This research may lead to new and effective interventions that could reduce fall risk, injury-related hospitalization and death. It is hoped that it can also be implemented at other VA Centers, as well as throughout the community.

What exercise is best?

Tai chi is currently considered to be one of the most effective fall prevention exercise interventions, and is endorsed by the Centers for Disease Control and Prevention (CDC). However, there are few studies comparing tai chi with other methods to help prevent falls.

While tai chi may generally improve balance, decrease fall risk, and improve lower body strength, it may not improve gait and mobility, and does little to improve the negotiation of obstacles — which is one of the largest contributors to a fall.

The majority of falls occur during walking, with slips and trips being the most common causes. Investigators believe that targeted interventions that focus on improving stepping and walking ability may be more effective at improving balance and reducing falls.

The VA Medical Center study will compare tai chi to a multimodal balance intervention (MMBI) program that will focus on standing balance, walking, stepping, strength training and recovery from a slip.

Six months of classes

Participants will be randomly assigned to one of two groups. Those in one group will attend an hour-long class three times a week that will consist of balance work, a supervised obstacle course, and lower extremity and core strengthening.

Over the six months of class, the exercises will gradually increase in difficulty to challenge balance. A skilled instructor will lead each class, and one to two assistants will be present to assist with fall risk prevention.

Participants in the second group will attend an hour-long supervised tai chi class three times a week. All tai chi classes will be taught in a group setting by an experienced instructor.

The emphasis during the class will be on standing movements, body alignment, weight shift and changes of direction. Movements will be adapted as the class progresses to increase the difficulty of weight shift and change in direction over time so that participants’ balance is continually challenged throughout the six months. Chairs or hand rails will be available for the participants to use as needed for balance recovery.

Who is eligible for the study?

The investigators plan to enroll 56 veterans over the age of 65 who live in the community. They will be randomly divided between the two types of classes. Participants must have had a fall in the last year and be at high risk for another fall.

The investigators will follow all participants for six months after completion of the exercise program to examine differences in fall rates between the groups.

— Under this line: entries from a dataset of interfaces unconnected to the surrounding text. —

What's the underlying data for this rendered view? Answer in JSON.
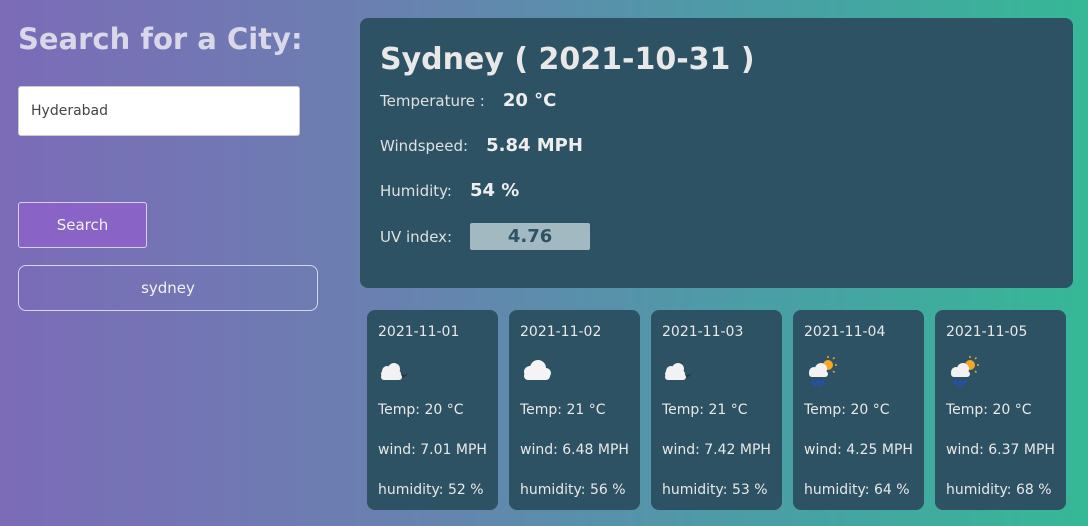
{
  "sidebar": {
    "title": "Search for a City:",
    "search_value": "Hyderabad",
    "search_button": "Search",
    "history": [
      "sydney"
    ]
  },
  "current": {
    "title": "Sydney ( 2021-10-31 )",
    "temperature_label": "Temperature :",
    "temperature_value": "20 °C",
    "wind_label": "Windspeed:",
    "wind_value": "5.84 MPH",
    "humidity_label": "Humidity:",
    "humidity_value": "54 %",
    "uv_label": "UV index:",
    "uv_value": "4.76",
    "uv_color": "#a3b9c2"
  },
  "forecast": [
    {
      "date": "2021-11-01",
      "icon": "partly-cloudy-night-icon",
      "temp": "Temp: 20 °C",
      "wind": "wind: 7.01 MPH",
      "humidity": "humidity: 52 %"
    },
    {
      "date": "2021-11-02",
      "icon": "cloud-icon",
      "temp": "Temp: 21 °C",
      "wind": "wind: 6.48 MPH",
      "humidity": "humidity: 56 %"
    },
    {
      "date": "2021-11-03",
      "icon": "partly-cloudy-night-icon",
      "temp": "Temp: 21 °C",
      "wind": "wind: 7.42 MPH",
      "humidity": "humidity: 53 %"
    },
    {
      "date": "2021-11-04",
      "icon": "sun-rain-icon",
      "temp": "Temp: 20 °C",
      "wind": "wind: 4.25 MPH",
      "humidity": "humidity: 64 %"
    },
    {
      "date": "2021-11-05",
      "icon": "sun-rain-icon",
      "temp": "Temp: 20 °C",
      "wind": "wind: 6.37 MPH",
      "humidity": "humidity: 68 %"
    }
  ]
}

For more information, or to see if you qualify for the study, call Dr. Leslie Katzel at (410) 605-7248 or email, or call Jeffrey Beans at (410) 605-7000, ext. 4168, or email